Because of the nature of IP (the protocol used on the Internet to get
information from one machine to another), real-time chat systems such as
IRC have a hard time maintaining their real-time aspect. A message may
take over six minutes to reach a destination. When someone complains of
"lag", it means that their messages aren't reaching all the users on a
channel in a reasonable amount of time. Most people think over about 15
seconds is "lagged". One way to temporarily help lag is to disconnect
from your current server and reconnect to another one (for those who
understand IP, this forces a certain route to the other servers which
may prevent you from routing through a slow router).
One way of measuring lag is a "ping". Much like sonar in submarines,
a PING asks the person being pinged to return a message saying that they
received the ping. When the response is received, the total time
between send and response is displayed to the user, this is the "ping
time." It is important to note and often not understood by new users
that person A's ping time to person B is the exact same number as person
B's ping time to person A. There is really no need to ask someone else
to ping you since your pinging them will get you the same number.
Sometimes servers become lagged between themselves. When a server
detects that it is lagged or that it is causing lag for other servers
that are connected to it, it will break its connections and try to
connect to another server. When doing this results in one group of
servers being completely disconnected from another group, people on
either group will see the people on the other group all simultaneously
signing off, and then eventually signing back on. This is called
"Netsplit" since the IRC network is splitting into two pieces.
If a server is very lagged to another server, a user on the lagged
server may be able to kick people and ban them on their server and think
that all is well, but in reality every other server hasn't received the
message to kick the user and that user may continue to cause problems on
all other servers. When this happens, we say the servers are
"desynchronized" or "desynched" for short.
This is an oversimplification of desynch. If you're really

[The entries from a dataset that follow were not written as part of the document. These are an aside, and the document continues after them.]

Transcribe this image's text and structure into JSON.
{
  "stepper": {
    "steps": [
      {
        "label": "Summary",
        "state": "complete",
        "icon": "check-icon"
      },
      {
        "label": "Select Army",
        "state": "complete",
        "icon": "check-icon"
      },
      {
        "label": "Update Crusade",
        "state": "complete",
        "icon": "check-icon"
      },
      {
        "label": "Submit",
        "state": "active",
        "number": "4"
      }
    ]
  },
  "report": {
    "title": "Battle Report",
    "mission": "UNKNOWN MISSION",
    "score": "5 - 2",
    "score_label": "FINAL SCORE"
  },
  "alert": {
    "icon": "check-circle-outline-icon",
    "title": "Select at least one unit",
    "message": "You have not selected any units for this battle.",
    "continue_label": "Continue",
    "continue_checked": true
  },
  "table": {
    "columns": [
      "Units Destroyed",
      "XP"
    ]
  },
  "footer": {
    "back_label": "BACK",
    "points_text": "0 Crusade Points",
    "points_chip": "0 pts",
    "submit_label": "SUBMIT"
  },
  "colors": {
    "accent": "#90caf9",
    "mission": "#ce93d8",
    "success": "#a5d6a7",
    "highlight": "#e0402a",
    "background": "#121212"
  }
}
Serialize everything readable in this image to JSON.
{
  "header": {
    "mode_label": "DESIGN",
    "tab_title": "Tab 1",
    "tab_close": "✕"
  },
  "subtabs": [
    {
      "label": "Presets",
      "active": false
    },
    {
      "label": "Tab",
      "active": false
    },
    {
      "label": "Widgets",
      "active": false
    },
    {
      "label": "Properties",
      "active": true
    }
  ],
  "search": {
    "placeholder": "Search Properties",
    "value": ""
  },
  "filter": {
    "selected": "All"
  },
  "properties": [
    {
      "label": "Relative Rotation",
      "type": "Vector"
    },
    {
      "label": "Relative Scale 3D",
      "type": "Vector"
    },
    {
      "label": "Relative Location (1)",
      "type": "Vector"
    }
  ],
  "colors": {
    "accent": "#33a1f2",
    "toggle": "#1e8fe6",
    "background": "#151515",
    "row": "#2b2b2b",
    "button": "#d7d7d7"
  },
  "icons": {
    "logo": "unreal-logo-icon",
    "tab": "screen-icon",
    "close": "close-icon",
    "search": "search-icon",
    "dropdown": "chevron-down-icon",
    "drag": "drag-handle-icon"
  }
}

interested in what desynch is, there are other documents which better
explain, and in greater detail, what is actually going on.
Neale Pickett <email@example.com>
March 2, 1997